This is incorrect. A regular NP machine for, say SAT may have many accepting paths, "exactly equal to the number of distinct solutions". A #P Turing machine is a FUNCTIONAL machine. Its a machine that outputs the value of a function f:{0,1}* > Z such that f(x) = # of solutions.
 No. You seem to be confusing #P with the class of counting problems in FP. Dricherby ( talk) 16:12, 26 June 2008 (UTC)
NPhardness of problems in #P
The sentence "Therefore, the #P problem corresponding to any NPComplete problem must be NPHard" is incorrect. We cannot compare apples and oranges: a problem in #P is a counting problem, whereas any NPhard problem is a decision problem.
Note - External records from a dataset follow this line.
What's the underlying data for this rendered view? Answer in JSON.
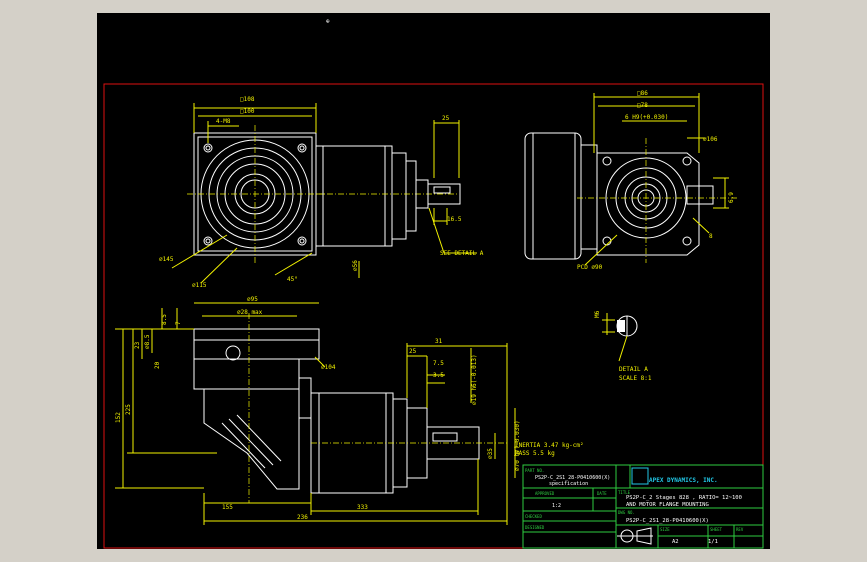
{
  "drawing": {
    "dims_top_left": [
      "□108",
      "□100",
      "4-M8",
      "⌀145",
      "⌀115",
      "45°",
      "⌀56"
    ],
    "dims_top_shaft": [
      "25",
      "16.5",
      "SEE DETAIL A"
    ],
    "dims_top_right": [
      "□86",
      "□78",
      "6 H9(+0.030)",
      "⌀106",
      "PCD ⌀90",
      "8",
      "6.9"
    ],
    "dims_front": [
      "⌀95",
      "⌀28 max",
      "8.5",
      "7",
      "23",
      "⌀8.5",
      "20",
      "⌀104",
      "225",
      "152",
      "155",
      "333",
      "236"
    ],
    "dims_side": [
      "31",
      "25",
      "7.5",
      "3.5",
      "⌀19 h6(-0.013)",
      "⌀35",
      "⌀70 h7(-0.030)"
    ],
    "detail": {
      "dim": "M6",
      "label": "DETAIL A",
      "scale": "SCALE 8:1"
    },
    "notes": [
      "INERTIA  3.47 kg-cm²",
      "MASS 5.5 kg"
    ],
    "center_mark": "⊕"
  },
  "title_block": {
    "company": "APEX DYNAMICS, INC.",
    "part_no_label": "PART NO.",
    "part_no": "PS2P-C_2S1_28-P0410600(X)",
    "spec": "specification",
    "approved_label": "APPROVED",
    "approved_date": "DATE",
    "checked_label": "CHECKED",
    "designed_label": "DESIGNED",
    "scale_val": "1:2",
    "title_label": "TITLE",
    "title_line1": "PS2P-C_2 Stages 828 , RATIO= 12~100",
    "title_line2": "AND MOTOR FLANGE MOUNTING",
    "dwg_no_label": "DWG NO.",
    "dwg_no": "PS2P-C_2S1_28-P0410600(X)",
    "size_label": "SIZE",
    "size_val": "A2",
    "sheet_label": "SHEET",
    "sheet_val": "1/1",
    "rev_label": "REV"
  }
}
The only way to relate them is by oracles, what is done in Toda's theorem. Miki Hermann 16:02, 24 October 2007 (UTC)
 Likewise, "It is not known whether, conversely, #P is in the polynomial hierarchy", since PH is a hierarchy of decision problems. So I deleted that sentence, too. Dricherby ( talk) 16:06, 26 June 2008 (UTC)
 A problem does not have to be in NP to be NPhard. For example, SAT may be reduced to #SAT, trivially. We can in fact compare function and decision problems.
Kufat (
talk) 23:50, 26 June 2009 (UTC)
 Yes, Kufat is right here, the statement in question is completely accurate. The statement that Dricherby removed was incorrect, however. Dcoetzee 21:49, 27 June 2009 (UTC)
#PSpace = #P
The problem of counting all valid quantifications of a boolean formula is the canonical member of #PSpace. It turns out that the answer is equal to the number of satisfying assignments of the boolean formula, so #P=#PSpace. Probably, the equivalence is unsurprising, but is uncommon knowledge. The equivalence has been titled #P=#Q in a 2002 paper. 24.33.70.144 ( talk) 21:59, 1 March 2014 (UTC)Daniel Pehoushek